- The data -
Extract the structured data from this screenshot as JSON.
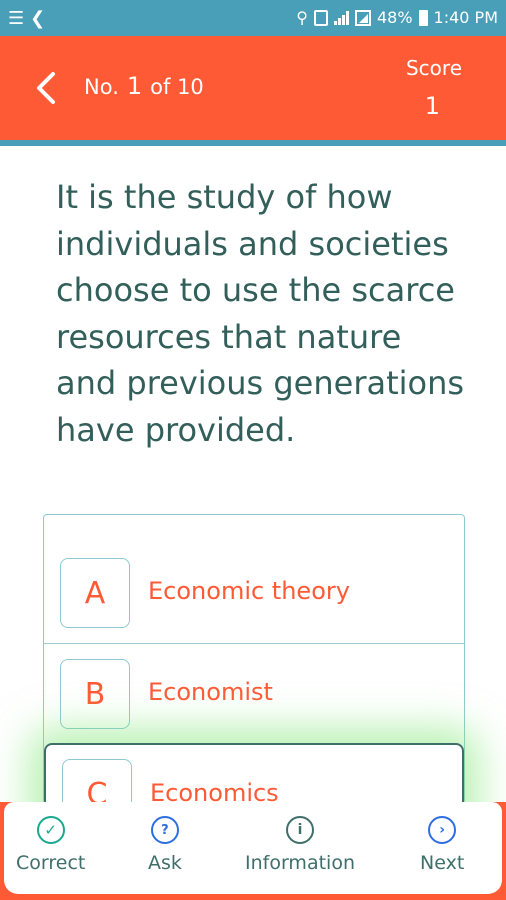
{
  "status_bar": {
    "battery": "48%",
    "time": "1:40 PM"
  },
  "header": {
    "number_prefix": "No.",
    "number": "1",
    "number_suffix": "of 10",
    "score_label": "Score",
    "score_value": "1",
    "color": "#ff5a36"
  },
  "question": {
    "text": "It is the study of how individuals and societies choose to use the scarce resources that nature and previous generations have provided."
  },
  "options": [
    {
      "letter": "A",
      "text": "Economic theory"
    },
    {
      "letter": "B",
      "text": "Economist"
    },
    {
      "letter": "C",
      "text": "Economics",
      "highlighted": true
    }
  ],
  "bottom_nav": [
    {
      "label": "Correct",
      "icon": "check-circle-icon"
    },
    {
      "label": "Ask",
      "icon": "question-circle-icon"
    },
    {
      "label": "Information",
      "icon": "info-circle-icon"
    },
    {
      "label": "Next",
      "icon": "chevron-right-circle-icon"
    }
  ]
}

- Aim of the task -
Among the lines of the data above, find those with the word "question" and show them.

- Result for this task -
  "question": {
      "icon": "question-circle-icon"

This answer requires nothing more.